[Records for this exercise]

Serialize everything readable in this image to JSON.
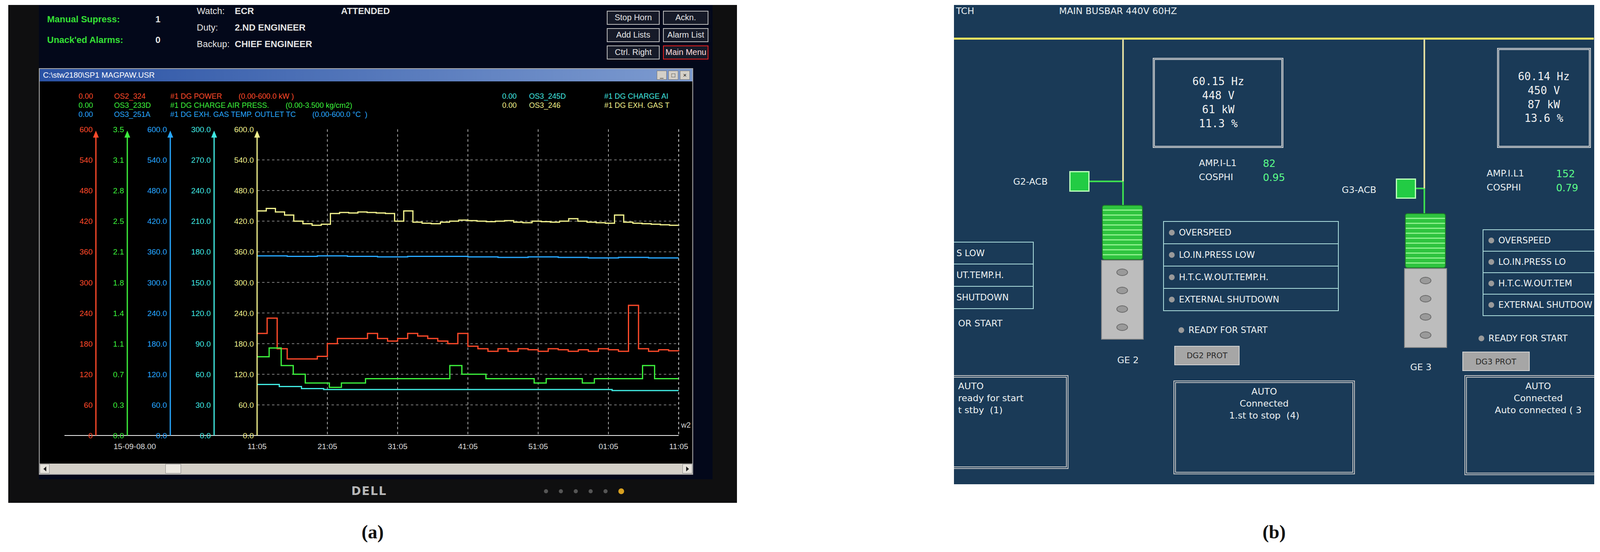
{
  "figure_labels": [
    "(a)",
    "(b)"
  ],
  "panel_a": {
    "monitor": {
      "brand": "DELL"
    },
    "header": {
      "counters": [
        {
          "label": "Manual Supress:",
          "value": "1"
        },
        {
          "label": "Unack'ed Alarms:",
          "value": "0"
        }
      ],
      "fields": [
        {
          "label": "Watch:",
          "value": "ECR"
        },
        {
          "label": "Duty:",
          "value": "2.ND ENGINEER"
        },
        {
          "label": "Backup:",
          "value": "CHIEF ENGINEER"
        }
      ],
      "status": "ATTENDED",
      "buttons": [
        {
          "label": "Stop Horn",
          "kind": "normal"
        },
        {
          "label": "Ackn.",
          "kind": "normal"
        },
        {
          "label": "Add Lists",
          "kind": "normal"
        },
        {
          "label": "Alarm List",
          "kind": "normal"
        },
        {
          "label": "Ctrl. Right",
          "kind": "normal"
        },
        {
          "label": "Main Menu",
          "kind": "alert"
        }
      ]
    },
    "window": {
      "title": "C:\\stw2180\\SP1 MAGPAW.USR",
      "controls": [
        "_",
        "□",
        "×"
      ]
    },
    "chart": {
      "series": [
        {
          "value": "0.00",
          "tag": "OS2_324",
          "name": "#1 DG POWER",
          "range": "(0.00-600.0 kW )",
          "color": "#ff4a2a",
          "ticks": [
            "600",
            "540",
            "480",
            "420",
            "360",
            "300",
            "240",
            "180",
            "120",
            "60",
            "0"
          ],
          "values": [
            200,
            230,
            170,
            150,
            150,
            150,
            155,
            180,
            190,
            190,
            190,
            200,
            190,
            185,
            190,
            200,
            195,
            190,
            185,
            180,
            200,
            175,
            170,
            165,
            170,
            165,
            170,
            168,
            165,
            170,
            168,
            165,
            168,
            165,
            170,
            168,
            165,
            255,
            170,
            165,
            168,
            166,
            165
          ]
        },
        {
          "value": "0.00",
          "tag": "OS3_233D",
          "name": "#1 DG CHARGE AIR PRESS.",
          "range": "(0.00-3.500 kg/cm2)",
          "color": "#3cf03c",
          "ticks": [
            "3.5",
            "3.1",
            "2.8",
            "2.5",
            "2.1",
            "1.8",
            "1.4",
            "1.1",
            "0.7",
            "0.3",
            "0.0"
          ],
          "values": [
            0.9,
            1.0,
            0.8,
            0.7,
            0.6,
            0.6,
            0.55,
            0.6,
            0.6,
            0.65,
            0.65,
            0.65,
            0.65,
            0.65,
            0.65,
            0.65,
            0.8,
            0.7,
            0.7,
            0.65,
            0.65,
            0.65,
            0.65,
            0.6,
            0.65,
            0.65,
            0.65,
            0.6,
            0.65,
            0.65,
            0.65,
            0.65,
            0.8,
            0.65,
            0.65,
            0.65
          ]
        },
        {
          "value": "0.00",
          "tag": "OS3_251A",
          "name": "#1 DG EXH. GAS TEMP. OUTLET TC",
          "range": "(0.00-600.0 °C  )",
          "color": "#28a8ff",
          "ticks": [
            "600.0",
            "540.0",
            "480.0",
            "420.0",
            "360.0",
            "300.0",
            "240.0",
            "180.0",
            "120.0",
            "60.0",
            "0.0"
          ],
          "values": [
            352,
            351,
            352,
            351,
            350,
            351,
            351,
            350,
            349,
            350,
            349,
            348,
            349,
            348,
            348
          ]
        },
        {
          "value": "0.00",
          "tag": "OS3_245D",
          "name": "#1 DG CHARGE AI",
          "color": "#40e8e0",
          "ticks": [
            "300.0",
            "270.0",
            "240.0",
            "210.0",
            "180.0",
            "150.0",
            "120.0",
            "90.0",
            "60.0",
            "30.0",
            "0.0"
          ],
          "values": [
            50,
            48,
            46,
            45,
            45,
            45,
            45,
            45,
            45,
            45,
            45,
            45,
            45,
            45,
            45,
            45,
            44,
            44,
            44,
            44
          ]
        },
        {
          "value": "0.00",
          "tag": "OS3_246",
          "name": "#1 DG EXH. GAS T",
          "color": "#f0f08c",
          "ticks": [
            "600.0",
            "540.0",
            "480.0",
            "420.0",
            "360.0",
            "300.0",
            "240.0",
            "180.0",
            "120.0",
            "60.0",
            "0.0"
          ],
          "values": [
            440,
            445,
            438,
            432,
            420,
            415,
            412,
            414,
            435,
            437,
            436,
            438,
            437,
            436,
            435,
            420,
            440,
            418,
            416,
            415,
            418,
            420,
            422,
            421,
            420,
            419,
            420,
            421,
            418,
            417,
            420,
            419,
            418,
            420,
            425,
            420,
            418,
            417,
            416,
            432,
            418,
            416,
            415,
            414,
            413,
            412,
            411
          ]
        }
      ],
      "date_label": "15-09-08.00",
      "x_labels": [
        "11:05",
        "21:05",
        "31:05",
        "41:05",
        "51:05",
        "01:05",
        "11:05"
      ],
      "edge_text": "w2"
    }
  },
  "panel_b": {
    "corner_text": "TCH",
    "title": "MAIN BUSBAR 440V 60HZ",
    "partial_generator": {
      "alarms": [
        "S LOW",
        "UT.TEMP.H.",
        "SHUTDOWN"
      ],
      "ready": "OR START",
      "status": [
        "AUTO",
        "ready for start",
        "t stby  (1)"
      ]
    },
    "generators": [
      {
        "name": "GE 2",
        "acb": "G2-ACB",
        "acb_closed": true,
        "meter": [
          "60.15 Hz",
          "448 V",
          "61 kW",
          "11.3 %"
        ],
        "amp_label": "AMP.I-L1",
        "amp": "82",
        "cosphi_label": "COSPHI",
        "cosphi": "0.95",
        "alarms": [
          {
            "label": "OVERSPEED",
            "active": false
          },
          {
            "label": "LO.IN.PRESS LOW",
            "active": false
          },
          {
            "label": "H.T.C.W.OUT.TEMP.H.",
            "active": false
          },
          {
            "label": "EXTERNAL SHUTDOWN",
            "active": false
          }
        ],
        "ready": {
          "label": "READY FOR START",
          "active": false
        },
        "prot": "DG2 PROT",
        "status": [
          "AUTO",
          "Connected",
          "1.st to stop  (4)"
        ]
      },
      {
        "name": "GE 3",
        "acb": "G3-ACB",
        "acb_closed": true,
        "meter": [
          "60.14 Hz",
          "450 V",
          "87 kW",
          "13.6 %"
        ],
        "amp_label": "AMP.I.L1",
        "amp": "152",
        "cosphi_label": "COSPHI",
        "cosphi": "0.79",
        "alarms": [
          {
            "label": "OVERSPEED",
            "active": false
          },
          {
            "label": "LO.IN.PRESS LO",
            "active": false
          },
          {
            "label": "H.T.C.W.OUT.TEM",
            "active": false
          },
          {
            "label": "EXTERNAL SHUTDOW",
            "active": false
          }
        ],
        "ready": {
          "label": "READY FOR START",
          "active": false
        },
        "prot": "DG3 PROT",
        "status": [
          "AUTO",
          "Connected",
          "Auto connected ( 3"
        ]
      }
    ]
  }
}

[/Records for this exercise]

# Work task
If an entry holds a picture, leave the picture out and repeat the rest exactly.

# Solution to this problem
Serialize everything readable in this image to JSON.
{
  "figure_labels": [
    "(a)",
    "(b)"
  ],
  "panel_a": {
    "monitor": {
      "brand": "DELL"
    },
    "header": {
      "counters": [
        {
          "label": "Manual Supress:",
          "value": "1"
        },
        {
          "label": "Unack'ed Alarms:",
          "value": "0"
        }
      ],
      "fields": [
        {
          "label": "Watch:",
          "value": "ECR"
        },
        {
          "label": "Duty:",
          "value": "2.ND ENGINEER"
        },
        {
          "label": "Backup:",
          "value": "CHIEF ENGINEER"
        }
      ],
      "status": "ATTENDED",
      "buttons": [
        {
          "label": "Stop Horn",
          "kind": "normal"
        },
        {
          "label": "Ackn.",
          "kind": "normal"
        },
        {
          "label": "Add Lists",
          "kind": "normal"
        },
        {
          "label": "Alarm List",
          "kind": "normal"
        },
        {
          "label": "Ctrl. Right",
          "kind": "normal"
        },
        {
          "label": "Main Menu",
          "kind": "alert"
        }
      ]
    },
    "window": {
      "title": "C:\\stw2180\\SP1 MAGPAW.USR",
      "controls": [
        "_",
        "□",
        "×"
      ]
    },
    "chart": {
      "series": [
        {
          "value": "0.00",
          "tag": "OS2_324",
          "name": "#1 DG POWER",
          "range": "(0.00-600.0 kW )",
          "color": "#ff4a2a",
          "ticks": [
            "600",
            "540",
            "480",
            "420",
            "360",
            "300",
            "240",
            "180",
            "120",
            "60",
            "0"
          ],
          "values": [
            200,
            230,
            170,
            150,
            150,
            150,
            155,
            180,
            190,
            190,
            190,
            200,
            190,
            185,
            190,
            200,
            195,
            190,
            185,
            180,
            200,
            175,
            170,
            165,
            170,
            165,
            170,
            168,
            165,
            170,
            168,
            165,
            168,
            165,
            170,
            168,
            165,
            255,
            170,
            165,
            168,
            166,
            165
          ]
        },
        {
          "value": "0.00",
          "tag": "OS3_233D",
          "name": "#1 DG CHARGE AIR PRESS.",
          "range": "(0.00-3.500 kg/cm2)",
          "color": "#3cf03c",
          "ticks": [
            "3.5",
            "3.1",
            "2.8",
            "2.5",
            "2.1",
            "1.8",
            "1.4",
            "1.1",
            "0.7",
            "0.3",
            "0.0"
          ],
          "values": [
            0.9,
            1.0,
            0.8,
            0.7,
            0.6,
            0.6,
            0.55,
            0.6,
            0.6,
            0.65,
            0.65,
            0.65,
            0.65,
            0.65,
            0.65,
            0.65,
            0.8,
            0.7,
            0.7,
            0.65,
            0.65,
            0.65,
            0.65,
            0.6,
            0.65,
            0.65,
            0.65,
            0.6,
            0.65,
            0.65,
            0.65,
            0.65,
            0.8,
            0.65,
            0.65,
            0.65
          ]
        },
        {
          "value": "0.00",
          "tag": "OS3_251A",
          "name": "#1 DG EXH. GAS TEMP. OUTLET TC",
          "range": "(0.00-600.0 °C  )",
          "color": "#28a8ff",
          "ticks": [
            "600.0",
            "540.0",
            "480.0",
            "420.0",
            "360.0",
            "300.0",
            "240.0",
            "180.0",
            "120.0",
            "60.0",
            "0.0"
          ],
          "values": [
            352,
            351,
            352,
            351,
            350,
            351,
            351,
            350,
            349,
            350,
            349,
            348,
            349,
            348,
            348
          ]
        },
        {
          "value": "0.00",
          "tag": "OS3_245D",
          "name": "#1 DG CHARGE AI",
          "color": "#40e8e0",
          "ticks": [
            "300.0",
            "270.0",
            "240.0",
            "210.0",
            "180.0",
            "150.0",
            "120.0",
            "90.0",
            "60.0",
            "30.0",
            "0.0"
          ],
          "values": [
            50,
            48,
            46,
            45,
            45,
            45,
            45,
            45,
            45,
            45,
            45,
            45,
            45,
            45,
            45,
            45,
            44,
            44,
            44,
            44
          ]
        },
        {
          "value": "0.00",
          "tag": "OS3_246",
          "name": "#1 DG EXH. GAS T",
          "color": "#f0f08c",
          "ticks": [
            "600.0",
            "540.0",
            "480.0",
            "420.0",
            "360.0",
            "300.0",
            "240.0",
            "180.0",
            "120.0",
            "60.0",
            "0.0"
          ],
          "values": [
            440,
            445,
            438,
            432,
            420,
            415,
            412,
            414,
            435,
            437,
            436,
            438,
            437,
            436,
            435,
            420,
            440,
            418,
            416,
            415,
            418,
            420,
            422,
            421,
            420,
            419,
            420,
            421,
            418,
            417,
            420,
            419,
            418,
            420,
            425,
            420,
            418,
            417,
            416,
            432,
            418,
            416,
            415,
            414,
            413,
            412,
            411
          ]
        }
      ],
      "date_label": "15-09-08.00",
      "x_labels": [
        "11:05",
        "21:05",
        "31:05",
        "41:05",
        "51:05",
        "01:05",
        "11:05"
      ],
      "edge_text": "w2"
    }
  },
  "panel_b": {
    "corner_text": "TCH",
    "title": "MAIN BUSBAR 440V 60HZ",
    "partial_generator": {
      "alarms": [
        "S LOW",
        "UT.TEMP.H.",
        "SHUTDOWN"
      ],
      "ready": "OR START",
      "status": [
        "AUTO",
        "ready for start",
        "t stby  (1)"
      ]
    },
    "generators": [
      {
        "name": "GE 2",
        "acb": "G2-ACB",
        "acb_closed": true,
        "meter": [
          "60.15 Hz",
          "448 V",
          "61 kW",
          "11.3 %"
        ],
        "amp_label": "AMP.I-L1",
        "amp": "82",
        "cosphi_label": "COSPHI",
        "cosphi": "0.95",
        "alarms": [
          {
            "label": "OVERSPEED",
            "active": false
          },
          {
            "label": "LO.IN.PRESS LOW",
            "active": false
          },
          {
            "label": "H.T.C.W.OUT.TEMP.H.",
            "active": false
          },
          {
            "label": "EXTERNAL SHUTDOWN",
            "active": false
          }
        ],
        "ready": {
          "label": "READY FOR START",
          "active": false
        },
        "prot": "DG2 PROT",
        "status": [
          "AUTO",
          "Connected",
          "1.st to stop  (4)"
        ]
      },
      {
        "name": "GE 3",
        "acb": "G3-ACB",
        "acb_closed": true,
        "meter": [
          "60.14 Hz",
          "450 V",
          "87 kW",
          "13.6 %"
        ],
        "amp_label": "AMP.I.L1",
        "amp": "152",
        "cosphi_label": "COSPHI",
        "cosphi": "0.79",
        "alarms": [
          {
            "label": "OVERSPEED",
            "active": false
          },
          {
            "label": "LO.IN.PRESS LO",
            "active": false
          },
          {
            "label": "H.T.C.W.OUT.TEM",
            "active": false
          },
          {
            "label": "EXTERNAL SHUTDOW",
            "active": false
          }
        ],
        "ready": {
          "label": "READY FOR START",
          "active": false
        },
        "prot": "DG3 PROT",
        "status": [
          "AUTO",
          "Connected",
          "Auto connected ( 3"
        ]
      }
    ]
  }
}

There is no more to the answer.